The national president of the Oath Keepers, a prominent anti-government militia, is urging his members to stay away from a far-right demonstration in downtown Portland Saturday.

Stewart Rhodes, founder of the citizen militia group known as the Oath Keepers speaks during a rally outside the White House in Washington, Sunday, June 25, 2017.

Stewart Rhodes, founder of the citizen militia group known as the Oath Keepers speaks during a rally outside the White House in Washington, Sunday, June 25, 2017.

Susan Walsh/AP

The event is being billed as a rally against antifa. It’s been condemned by Portland’s mayor and a broad coalition of civil rights, law enforcement and business groups as a pretext for violence. 

In a lengthy statement published online, Oath Keepers President Stewart Rhodes said people who attend the event risk associating themselves with white nationalists and could expose themselves to criminal charges for rioting.

“We do not, and cannot, knowingly associate with known or suspected white nationalists,” he wrote.

Rhodes said he does not consider the organizers of the event, a Florida man named Joe Biggs and Enrique Tarrio, the leader of the Proud Boys, a fraternity that describes itself as “western chauvinist” and espouses parts of white supremacist ideology, to be white nationalists themselves. But he faulted the men for not getting a permit for their march and failing to take other steps to exclude known white nationalists from joining it.

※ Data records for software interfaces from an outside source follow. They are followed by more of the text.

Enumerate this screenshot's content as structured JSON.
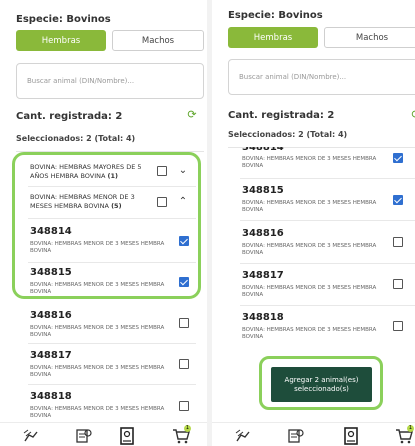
{
  "species_label": "Especie: Bovinos",
  "tabs": {
    "hembras": "Hembras",
    "machos": "Machos"
  },
  "search_placeholder": "Buscar animal (DIN/Nombre)...",
  "count_label": "Cant. registrada: 2",
  "selected_label": "Seleccionados: 2 (Total: 4)",
  "groups": [
    {
      "title": "BOVINA: HEMBRAS MAYORES DE 5 AÑOS HEMBRA BOVINA",
      "count": "(1)"
    },
    {
      "title": "BOVINA: HEMBRAS MENOR DE 3 MESES HEMBRA BOVINA",
      "count": "(5)"
    }
  ],
  "item_desc": "BOVINA: HEMBRAS MENOR DE 3 MESES HEMBRA BOVINA",
  "items": [
    "348814",
    "348815",
    "348816",
    "348817",
    "348818"
  ],
  "partial_id": "348814",
  "add_button": "Agregar 2 animal(es) seleccionado(s)",
  "cart_badge": "1",
  "colors": {
    "accent_green": "#8ab93a",
    "highlight": "#8bd05b",
    "button_dark": "#1e4d3b",
    "check_blue": "#2f6fd0"
  },
  "nav_icons": [
    "animal-transfer-icon",
    "map-pin-document-icon",
    "id-card-icon",
    "cart-icon"
  ]
}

“The left in this nation is desperate to paint all conservatives and, especially, all Trump supporters as ‘white nationalists’ to the point of absurdity. Allowing any actual white nationalists into an event where attendees are encouraged to bring Trump flags as well as American flags would be a grave mistake,” Rhodes wrote.

Rhodes also said he was concerned that angry videos and violent memes the organizers of the march have posted online suggest they want to incite violence and could expose attendees to prosecution for rioting under state and federal law.

 As he urged organizers to cancel their event, an Indiana group that calls itself The American Guard confirmed it plans to attend.

The group claims to promote states’ rights and the U.S. Constitution. However, the group’s president, Brien James, has a long history of founding neo-Nazi groups and has been involved in violent feuds between rival factions of racist skinheads, according to the Southern Poverty Law Center.

Twitter suspended Biggs’s account in July. Antifascists have compiled a public archive of videos and memes posted by Biggs and members of the Vancouver, Washington-based Patriot Prayer, a far-right group that attracts white supremacists and has engaged in violence, including calls for murder and graphic depictions of violence against antifa.

In recent weeks, Biggs has publicly asked his supporters to tone down their rhetoric and refrain from showing up armed, after, he said, he was visited by the FBI.

Rhodes’ statement warning his followers to stay away from the demonstration comes as Portland’s mayor and police chief have promised a swift investigation of any crimes that take place.  

In recent weeks, the Multnomah County district attorney has charged multiple members of the Patriot Prayer group with assault and harassment for their role in a brawl at the Portland pub Cider Riot in May.

Joey Gibson, Patriot Prayer’s leader, has said he is turning himself in. He faces a felony charge of rioting. He has disputed the charge, calling it a politically motivated attempt to prevent him from participating in the demonstration Saturday.